Although the large size of shell middens gives the impression that the people associated with them lived primarily on shellfish, careful excavation of middens has revealed large quantities of fish bones, indicating that the people obtained more of their protein and calories from small fish than from shellfish. There is no evidence that the shell-ring dwellers practiced horticulture, but gathered plants were exploited. Nuts, fruits and seeds have been excavated from shell-ring sites.
- One shell ring, the Grand site on Big Talbot Island in Florida, dates to 900-1250 in the Mississippian period. (Parsons:ix)
- Stallings (or Stallings Island) ceramics were primarily fiber-tempered, and are documented from about 4450 radiocarbon years Before Present, the oldest ceramics in North America. Thoms Creek ceramics closely resemble Stallings ceramics, but have more sand and less fiber as temper than Stallings ceramics. Thoms Creek ceramics were largely contemporary with Stallings ceramics, although no Thoms Creek ceramics have been found that are as early as the earliest Stallings. Thoms Creek ceramics overlapped Stallings ceramics in northern Georgia and southern South Carolina, but were the dominant tradition north of the Santee River and in North Carolina. (Saunders:19; Saunders and Hays:7-8)
- "National Register Information System". National Register of Historic Places. National Park Service. 2007-01-23.

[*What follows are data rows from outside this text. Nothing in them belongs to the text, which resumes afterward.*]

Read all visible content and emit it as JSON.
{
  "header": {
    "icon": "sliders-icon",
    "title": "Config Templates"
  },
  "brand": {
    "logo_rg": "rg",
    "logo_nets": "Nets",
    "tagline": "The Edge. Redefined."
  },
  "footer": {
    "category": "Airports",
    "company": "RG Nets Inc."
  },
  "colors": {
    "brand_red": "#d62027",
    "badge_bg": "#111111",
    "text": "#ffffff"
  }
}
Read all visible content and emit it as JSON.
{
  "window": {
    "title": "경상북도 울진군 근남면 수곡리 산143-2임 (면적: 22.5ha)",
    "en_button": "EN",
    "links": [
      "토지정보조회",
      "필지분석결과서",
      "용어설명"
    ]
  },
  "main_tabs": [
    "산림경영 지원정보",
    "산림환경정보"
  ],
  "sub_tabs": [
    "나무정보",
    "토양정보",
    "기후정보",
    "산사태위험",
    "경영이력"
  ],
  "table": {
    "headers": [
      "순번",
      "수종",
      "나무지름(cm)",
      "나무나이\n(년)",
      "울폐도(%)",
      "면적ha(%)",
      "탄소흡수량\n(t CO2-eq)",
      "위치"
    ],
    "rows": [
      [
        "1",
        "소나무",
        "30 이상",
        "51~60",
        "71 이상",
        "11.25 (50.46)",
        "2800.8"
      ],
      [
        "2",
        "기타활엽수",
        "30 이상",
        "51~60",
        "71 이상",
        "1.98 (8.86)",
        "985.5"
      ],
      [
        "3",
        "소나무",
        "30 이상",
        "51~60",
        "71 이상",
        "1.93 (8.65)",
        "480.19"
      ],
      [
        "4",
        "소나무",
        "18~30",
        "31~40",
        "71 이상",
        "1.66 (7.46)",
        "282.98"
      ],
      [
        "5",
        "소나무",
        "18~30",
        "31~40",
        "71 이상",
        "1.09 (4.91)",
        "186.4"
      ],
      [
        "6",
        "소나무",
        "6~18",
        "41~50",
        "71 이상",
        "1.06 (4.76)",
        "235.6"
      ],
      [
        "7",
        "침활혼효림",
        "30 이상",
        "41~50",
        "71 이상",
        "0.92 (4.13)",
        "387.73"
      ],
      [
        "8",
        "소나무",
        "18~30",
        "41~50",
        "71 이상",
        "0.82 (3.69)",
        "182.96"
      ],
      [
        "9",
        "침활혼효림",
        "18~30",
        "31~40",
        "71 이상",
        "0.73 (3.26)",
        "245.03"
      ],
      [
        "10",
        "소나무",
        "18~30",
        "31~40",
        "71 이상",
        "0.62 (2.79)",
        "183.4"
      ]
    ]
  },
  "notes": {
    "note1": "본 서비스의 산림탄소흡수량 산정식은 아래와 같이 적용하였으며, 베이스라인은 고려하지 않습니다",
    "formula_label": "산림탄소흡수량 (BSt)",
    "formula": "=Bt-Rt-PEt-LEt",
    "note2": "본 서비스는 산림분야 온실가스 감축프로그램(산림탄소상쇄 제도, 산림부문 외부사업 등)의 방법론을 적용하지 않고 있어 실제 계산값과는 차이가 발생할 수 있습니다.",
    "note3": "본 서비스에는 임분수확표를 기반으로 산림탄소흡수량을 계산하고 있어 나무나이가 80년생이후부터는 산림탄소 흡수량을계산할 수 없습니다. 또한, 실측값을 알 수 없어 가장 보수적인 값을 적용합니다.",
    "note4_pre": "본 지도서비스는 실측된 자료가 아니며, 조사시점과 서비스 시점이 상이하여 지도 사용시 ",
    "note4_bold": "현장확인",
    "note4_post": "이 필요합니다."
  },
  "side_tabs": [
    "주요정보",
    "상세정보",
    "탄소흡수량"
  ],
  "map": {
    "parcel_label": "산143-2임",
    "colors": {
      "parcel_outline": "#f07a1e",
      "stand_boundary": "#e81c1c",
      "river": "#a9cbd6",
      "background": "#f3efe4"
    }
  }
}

- "Fig Island". National Historic Landmark summary listing. National Park Service. Retrieved 2008-03-17.
- Hemmings, E. Thomas (July 23, 1970). "Fig Island" (pdf). National Register of Historic Places - Nomination and Inventory. National Park Service. Retrieved 26 May 2012.
- Saunders:47-48, 51
- Saunders:1, 4, 95
- Russo:78, 79
- Saunders:51, 75, 79, 81, 114-15
- Russo:80, 81
- Saunders:51, 81, 88, 89
- Russo:81, 82
- Saunders:51, 81, 89
- Saunders:12, 19
- Saunders:24, 85, 91, 101
- Parsons, Alexandra (2008). "The Grand Shell Ring: a Study of Site Seasonality, Hard Clam Exploitation, and Resource Scheduling". Tallahassee, Florida: Florida State University. Retrieved 20 November 2011.
- Russo, Michael. "Archaic Shell Rings of the Southeast U. S.". National Park Service. Retrieved 13 November 2011.
- Saunders, Rebecca. "The Fig Island Ring Complex". National Park Service. Retrieved 13 November 2011.
- Saunders, Rebecca and Christopher Tinsley Hays (2004). Early Pottery: Technology, Function, Style, and Interaction in the Lower Southeast. The University of Alabama Press. pp. 7–8. ISBN 0-8173-1420-2.
- Fig Island, Charleston County (Address Restricted), at South Carolina Department of Archives and History